Patent number: 8227510
Type: Grant
Filed: Jul 19, 2005
Date of Patent: Jul 24, 2012
Patent Publication Number: 20110224290
Assignee: Universitat de Valencia (Valencia)
Inventors: José María Estrela Ariquel (Valencia), Gregorio Asensio Aguilar (Valencia), Miguel Angel Asensi Miralles (Valencia), Elena Obrador Plá (Valencia), Maria Teresa Varea Muñoz (Valencia), Leonardo Jordá Quilis (Valencia), Paula Ferrer Pastor (Valencia), Ramón Segarra Guerrero (Valencia), Angel Ortega Valero (Valencia), Maria Benlloch Garcia (Valencia)
Primary Examiner: Jeffrey S. Lundgren
Assistant Examiner: Ibrahim D Bori
Attorney: Ladas & Parry LLP
Application Number: 11/631,912
Current U.S. Class: Bicyclo Ring System Having The Hetero Ring As One Of The Cyclos (e.g., Chromones, Etc.) (514/456)
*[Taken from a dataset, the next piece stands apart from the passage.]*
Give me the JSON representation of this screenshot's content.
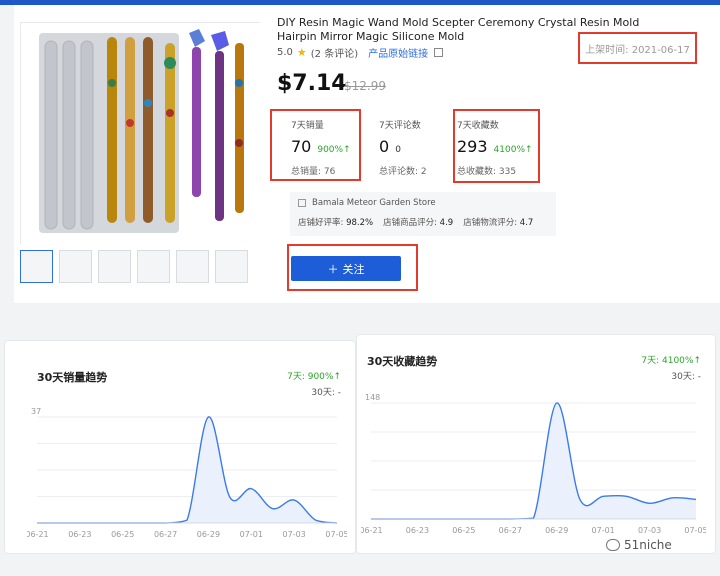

International Classification: A61K 31/35 (20060101);